A sinkhole discovered near an I-380 access ramp in Cedar Rapids, IA may turn out to be an old beer cave used by the Magnus Brewery built in 1859.  Subterranean caverns were used as cool storage spaces for beer and some were large enough for a truck to enter.  The Magnus Brewery was a five-story complex with five cellars that could hold 2,000 barrels, two ice houses and the capacity to produce 60 barrels of beer in 12 hours, according to the Cedar Rapids Gazette.

Prohibition led to the closure of the brewery and it was demolished in 1937.  The housing built over the site was subsequently torn down in the 1970s to make way for the freeway.

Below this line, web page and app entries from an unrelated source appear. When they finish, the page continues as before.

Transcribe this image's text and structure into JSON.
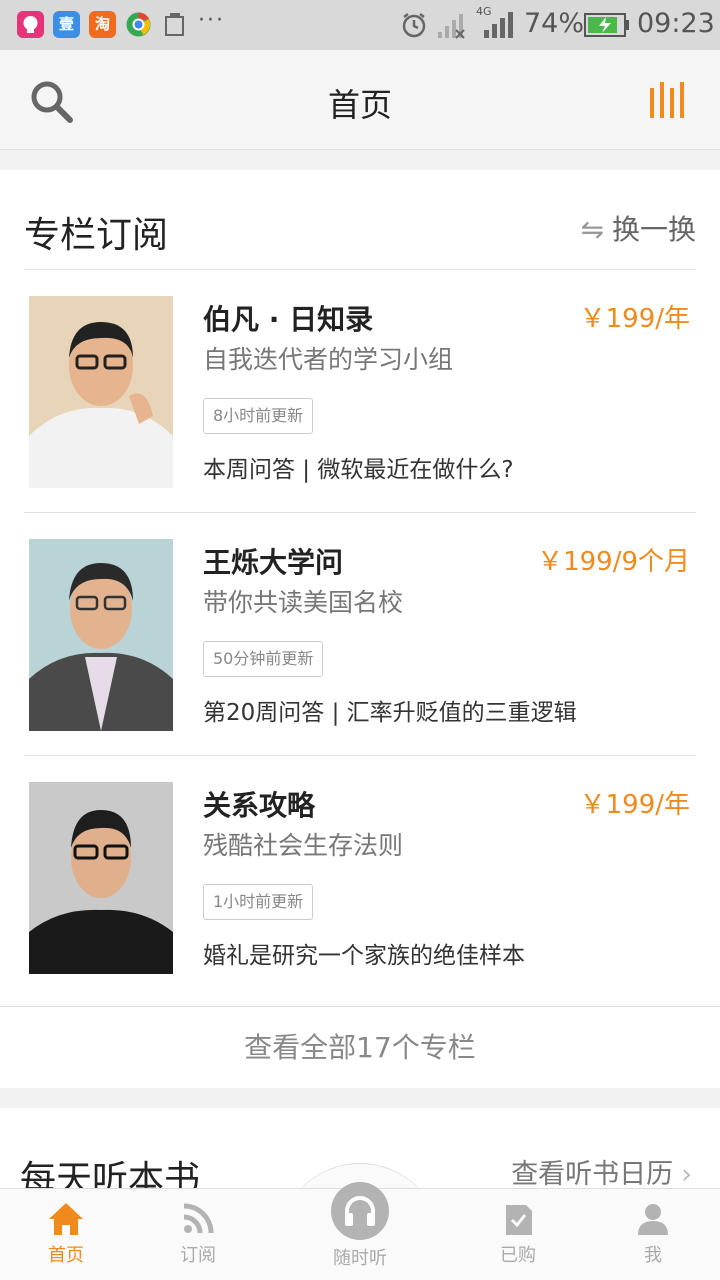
{
  "status_bar": {
    "time": "09:23",
    "battery": "74%",
    "network": "4G",
    "apps": [
      "壹",
      "淘"
    ],
    "more": "···"
  },
  "header": {
    "title": "首页"
  },
  "column_section": {
    "title": "专栏订阅",
    "refresh_label": "换一换",
    "items": [
      {
        "name": "伯凡 · 日知录",
        "price": "￥199/年",
        "subtitle": "自我迭代者的学习小组",
        "badge": "8小时前更新",
        "latest": "本周问答 | 微软最近在做什么?"
      },
      {
        "name": "王烁大学问",
        "price": "￥199/9个月",
        "subtitle": "带你共读美国名校",
        "badge": "50分钟前更新",
        "latest": "第20周问答 | 汇率升贬值的三重逻辑"
      },
      {
        "name": "关系攻略",
        "price": "￥199/年",
        "subtitle": "残酷社会生存法则",
        "badge": "1小时前更新",
        "latest": "婚礼是研究一个家族的绝佳样本"
      }
    ],
    "view_all": "查看全部17个专栏"
  },
  "book_section": {
    "title": "每天听本书",
    "link": "查看听书日历"
  },
  "bottom_nav": {
    "home": "首页",
    "subscribe": "订阅",
    "listen": "随时听",
    "purchased": "已购",
    "me": "我"
  },
  "colors": {
    "accent": "#f08a1c",
    "statusbar_bg": "#d9d9d9"
  }
}
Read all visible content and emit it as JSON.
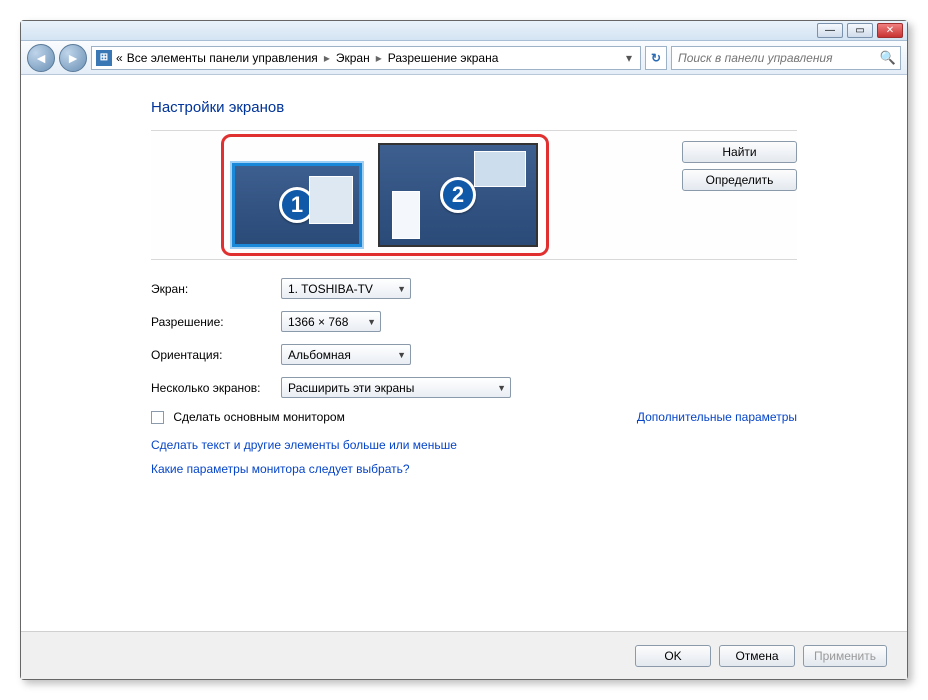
{
  "window": {
    "minimize_glyph": "—",
    "maximize_glyph": "▭",
    "close_glyph": "✕"
  },
  "nav": {
    "back_glyph": "◄",
    "fwd_glyph": "►",
    "crumb_prefix": "«",
    "crumb1": "Все элементы панели управления",
    "crumb2": "Экран",
    "crumb3": "Разрешение экрана",
    "sep_glyph": "▸",
    "drop_glyph": "▾",
    "refresh_glyph": "↻",
    "search_placeholder": "Поиск в панели управления",
    "search_glyph": "🔍"
  },
  "heading": "Настройки экранов",
  "monitors": {
    "primary_num": "1",
    "secondary_num": "2"
  },
  "sidebuttons": {
    "find": "Найти",
    "identify": "Определить"
  },
  "form": {
    "display_label": "Экран:",
    "display_value": "1. TOSHIBA-TV",
    "resolution_label": "Разрешение:",
    "resolution_value": "1366 × 768",
    "orientation_label": "Ориентация:",
    "orientation_value": "Альбомная",
    "multiple_label": "Несколько экранов:",
    "multiple_value": "Расширить эти экраны"
  },
  "checkbox_label": "Сделать основным монитором",
  "advanced_link": "Дополнительные параметры",
  "links": {
    "textsize": "Сделать текст и другие элементы больше или меньше",
    "whichsettings": "Какие параметры монитора следует выбрать?"
  },
  "footer": {
    "ok": "OK",
    "cancel": "Отмена",
    "apply": "Применить"
  },
  "combo_arrow": "▼"
}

State archeologists as well as the University of Iowa’s archeology department are still working to confirm the exact identity and size of the caverns.

On a smaller scale, a patron of XS Nightclub in Las Vegas spent $80,000 on 400 cases of beer to build a “fortress” around his table for his party of friends recently.  Some people never quite grow up, it seems.  We’ve tried to find out whether he took it home with him and what brand or brands were used for the grownup cubbyhole, but the nightclub has not responded to repeated requests for information.